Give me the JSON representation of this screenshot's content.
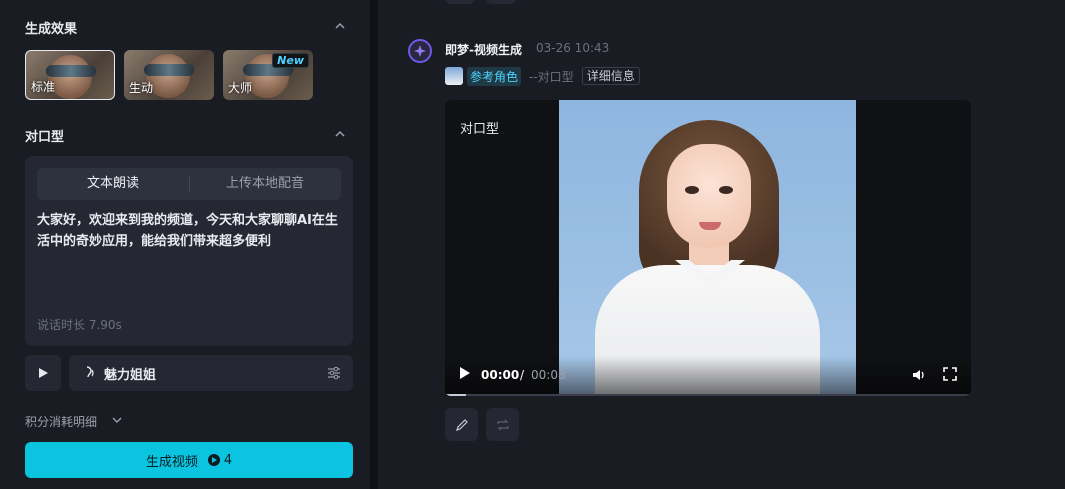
{
  "left": {
    "effects_title": "生成效果",
    "effects": [
      {
        "label": "标准",
        "selected": true
      },
      {
        "label": "生动",
        "selected": false
      },
      {
        "label": "大师",
        "selected": false,
        "badge": "New"
      }
    ],
    "lipsync_title": "对口型",
    "tabs": [
      {
        "label": "文本朗读",
        "active": true
      },
      {
        "label": "上传本地配音",
        "active": false
      }
    ],
    "script_text": "大家好，欢迎来到我的频道，今天和大家聊聊AI在生活中的奇妙应用，能给我们带来超多便利",
    "duration": "说话时长 7.90s",
    "voice_name": "魅力姐姐",
    "cost_label": "积分消耗明细",
    "generate_label": "生成视频",
    "generate_cost": "4"
  },
  "right": {
    "author": "即梦-视频生成",
    "date": "03-26  10:43",
    "ref_label": "参考角色",
    "mode_label": "--对口型",
    "detail_label": "详细信息",
    "video_title": "对口型",
    "time_current": "00:00",
    "time_sep": "/",
    "time_total": "00:08",
    "progress": 0.04
  },
  "colors": {
    "accent": "#0bc4e0",
    "cyan_text": "#4fd2ff",
    "avatar_ring": "#6f5ae6"
  }
}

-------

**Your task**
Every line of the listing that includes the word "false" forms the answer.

**Result for this task**
        "selected": false
        "selected": false,
        "active": false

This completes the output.